Police in South Carolina were following a car on an interstate in 2009 when its driver failed to properly signal a move. They stopped the car, requested and received consent to search the vehicle, and found heroin hidden inside a false compartment. They charged the passenger with heroin possession.

That suspect was subsequently convicted at trial and awaiting sentencing when the U.S. Supreme Court issued a ruling in another case that was highly germane to his situation. Simply stated, the Court found that installing a global-positioning (GPS) device on a vehicle equates to a search under the Constitution. That means that questions attach to whether a warrant must precede installation in any given case.

No such warrant was ever sought in the suspect’s case. Based on the Supreme Court decision, he won a new trial, at which prosecutors omitted mention of GPS tracking and relied exclusively upon the traffic infraction and subsequent search. The suspect was convicted on that evidence alone and sentenced to 21 years in prison.

His attorney has appealed that. Arguing recently before the U.S. Court of Appeals for the Fourth Circuit (the 11th Circuit has appellate jurisdiction in Florida), he stated that, absent the GPS tracking, there would never have been a stop and search to begin with.

“They wouldn’t have been there,” he told a panel of appellate court judges.

He further dismissed the prosecution’s argument that the government’s reliance on the tracking system “was in good faith,” noting that any court decision upholding it would promote the ability of law enforcement bodies to illegally chose methods to develop case leads. Once that power is in place, he noted, authorities can simply follow suspects, wait until they commit minor transgressions and then conduct searches in hope of finding evidence that will result in criminal convictions.

We will keep readers apprised of material developments in this matter. The appellate court has yet to issue a ruling.
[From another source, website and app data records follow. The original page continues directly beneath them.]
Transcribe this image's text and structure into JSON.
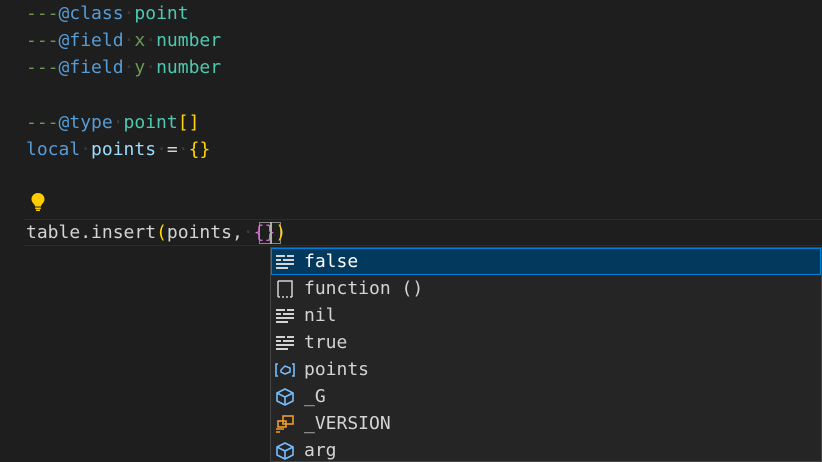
{
  "editor": {
    "lines": [
      {
        "comment_prefix": "---",
        "tag": "@class",
        "rest_type": "point"
      },
      {
        "comment_prefix": "---",
        "tag": "@field",
        "field_name": "x",
        "rest_type": "number"
      },
      {
        "comment_prefix": "---",
        "tag": "@field",
        "field_name": "y",
        "rest_type": "number"
      },
      {
        "comment_prefix": "---",
        "tag": "@type",
        "rest_type": "point",
        "suffix": "[]"
      }
    ],
    "local_line": {
      "keyword": "local",
      "name": "points",
      "op": "=",
      "open_brace": "{",
      "close_brace": "}"
    },
    "current_line": {
      "object": "table",
      "dot": ".",
      "method": "insert",
      "open_paren": "(",
      "arg1": "points",
      "comma": ",",
      "open_brace": "{",
      "close_brace": "}",
      "close_paren": ")"
    }
  },
  "suggestions": {
    "items": [
      {
        "label": "false",
        "icon": "keyword-icon",
        "selected": true
      },
      {
        "label": "function ()",
        "icon": "snippet-icon",
        "selected": false
      },
      {
        "label": "nil",
        "icon": "keyword-icon",
        "selected": false
      },
      {
        "label": "true",
        "icon": "keyword-icon",
        "selected": false
      },
      {
        "label": "points",
        "icon": "variable-icon",
        "selected": false
      },
      {
        "label": "_G",
        "icon": "module-icon",
        "selected": false
      },
      {
        "label": "_VERSION",
        "icon": "field-icon",
        "selected": false
      },
      {
        "label": "arg",
        "icon": "module-icon",
        "selected": false
      }
    ]
  },
  "colors": {
    "background": "#1e1e1e",
    "comment": "#6a9955",
    "tag": "#569cd6",
    "type": "#4ec9b0",
    "variable": "#9cdcfe",
    "brace": "#ffd700",
    "selection": "#04395e"
  }
}
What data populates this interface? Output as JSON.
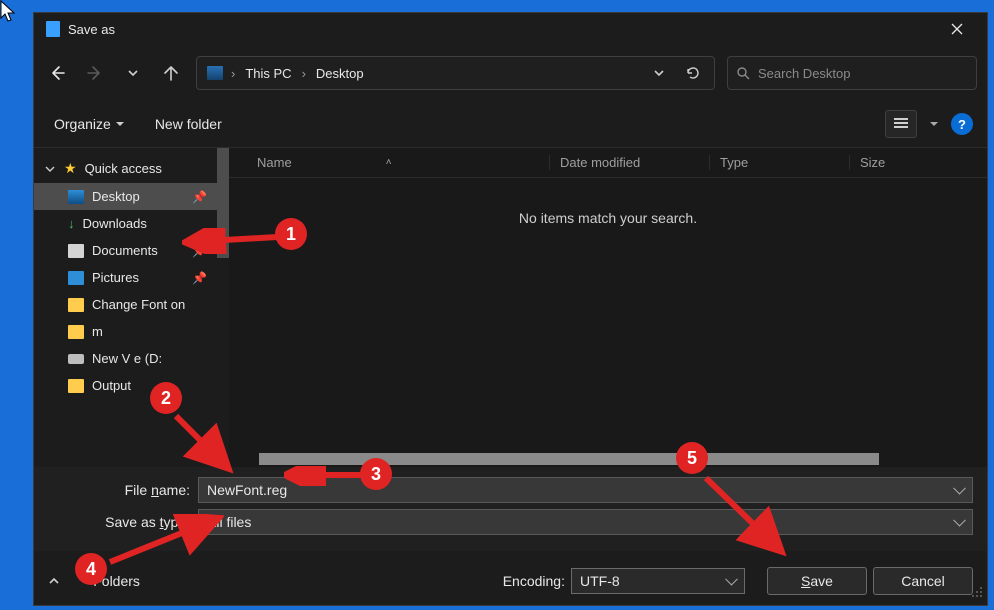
{
  "titlebar": {
    "title": "Save as"
  },
  "breadcrumbs": {
    "pc": "This PC",
    "folder": "Desktop"
  },
  "search": {
    "placeholder": "Search Desktop"
  },
  "toolbar": {
    "organize": "Organize",
    "newfolder": "New folder",
    "help": "?"
  },
  "columns": {
    "name": "Name",
    "date": "Date modified",
    "type": "Type",
    "size": "Size"
  },
  "empty": "No items match your search.",
  "sidebar": {
    "quick": "Quick access",
    "items": [
      {
        "label": "Desktop"
      },
      {
        "label": "Downloads"
      },
      {
        "label": "Documents"
      },
      {
        "label": "Pictures"
      },
      {
        "label": "Change Font on"
      },
      {
        "label": "m"
      },
      {
        "label": "New V           e (D:"
      },
      {
        "label": "Output"
      }
    ]
  },
  "form": {
    "filename_label_pre": "File ",
    "filename_label_u": "n",
    "filename_label_post": "ame:",
    "filename_value": "NewFont.reg",
    "saveastype_label_pre": "Save as ",
    "saveastype_label_u": "t",
    "saveastype_label_post": "ype:",
    "saveastype_value": "All files"
  },
  "bottom": {
    "browse": "       Folders",
    "encoding_label": "Encoding:",
    "encoding_value": "UTF-8",
    "save_pre": "",
    "save_u": "S",
    "save_post": "ave",
    "cancel": "Cancel"
  },
  "annotations": {
    "a1": "1",
    "a2": "2",
    "a3": "3",
    "a4": "4",
    "a5": "5"
  }
}
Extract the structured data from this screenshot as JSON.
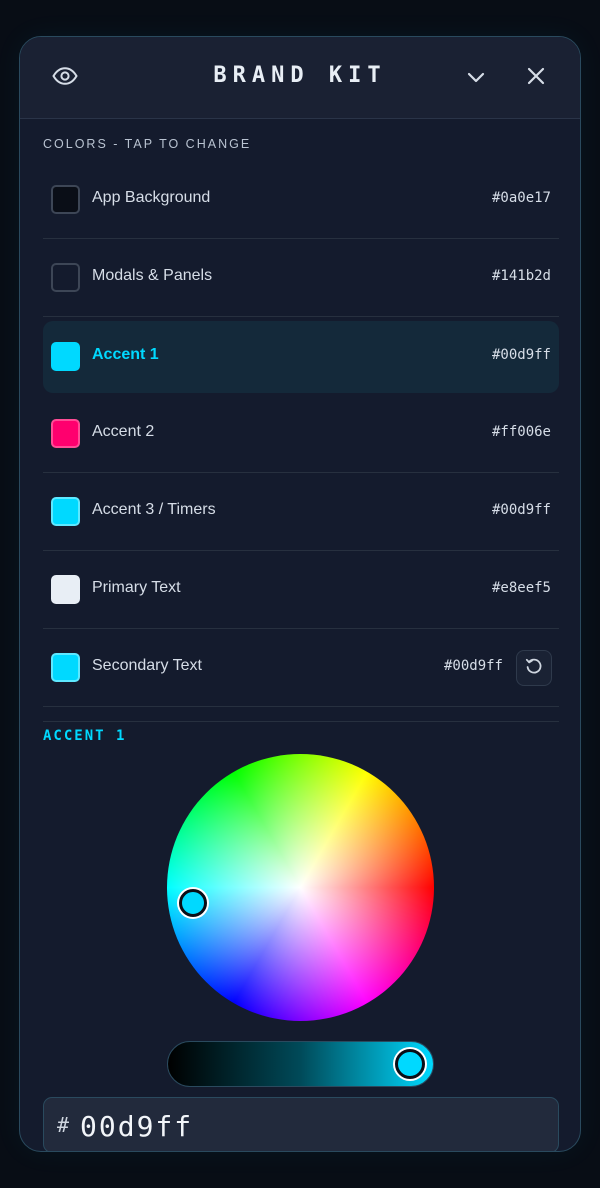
{
  "header": {
    "title": "BRAND KIT",
    "left_icon": "eye-icon",
    "collapse_icon": "chevron-down-icon",
    "close_icon": "close-icon"
  },
  "colors_section": {
    "label": "COLORS - TAP TO CHANGE",
    "items": [
      {
        "label": "App Background",
        "hex": "#0a0e17",
        "swatch": "#0a0e17",
        "active": false
      },
      {
        "label": "Modals & Panels",
        "hex": "#141b2d",
        "swatch": "#141b2d",
        "active": false
      },
      {
        "label": "Accent 1",
        "hex": "#00d9ff",
        "swatch": "#00d9ff",
        "active": true
      },
      {
        "label": "Accent 2",
        "hex": "#ff006e",
        "swatch": "#ff006e",
        "active": false
      },
      {
        "label": "Accent 3 / Timers",
        "hex": "#00d9ff",
        "swatch": "#00d9ff",
        "active": false
      },
      {
        "label": "Primary Text",
        "hex": "#e8eef5",
        "swatch": "#e8eef5",
        "active": false
      },
      {
        "label": "Secondary Text",
        "hex": "#00d9ff",
        "swatch": "#00d9ff",
        "active": false
      }
    ],
    "reset_icon": "reset-icon"
  },
  "picker": {
    "label": "ACCENT 1",
    "brightness": 1.0,
    "hash": "#",
    "hex_value": "00d9ff"
  },
  "colors": {
    "accent": "#00d9ff",
    "panel": "#141b2d",
    "background": "#0a0e17"
  }
}
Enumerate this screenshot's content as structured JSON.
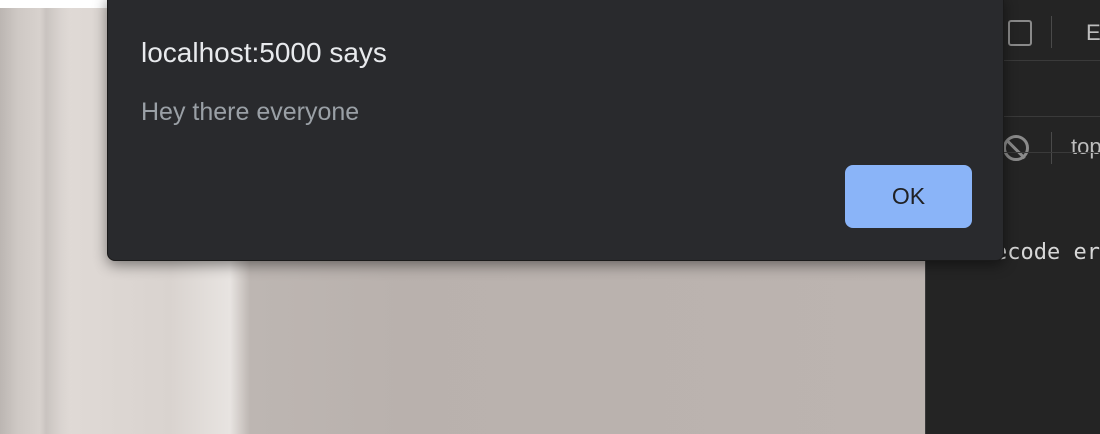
{
  "dialog": {
    "title": "localhost:5000 says",
    "message": "Hey there everyone",
    "ok_label": "OK"
  },
  "devtools": {
    "tab_label": "E",
    "context_selector": "top",
    "console_line": "ecode er",
    "icons": [
      "device-toggle-icon",
      "clear-console-icon"
    ]
  },
  "colors": {
    "dialog_bg": "#292a2d",
    "title_text": "#e8eaed",
    "message_text": "#9aa0a6",
    "ok_button_bg": "#8ab4f8",
    "devtools_bg": "#242424"
  }
}
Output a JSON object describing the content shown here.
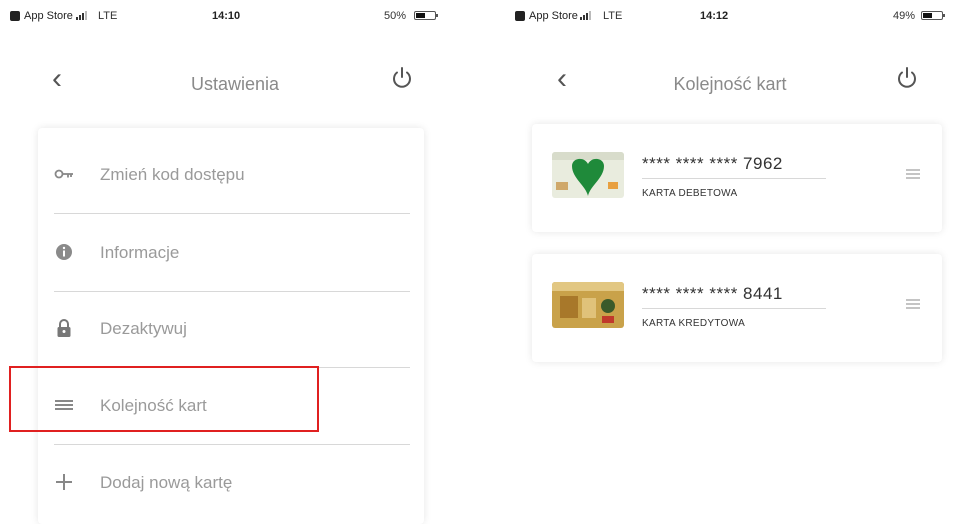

Source: The Blog of Legal Times, “In Fourth Circuit, a spotlight on warrantless GPS tracking,” Mike Scarcella, May 24, 2013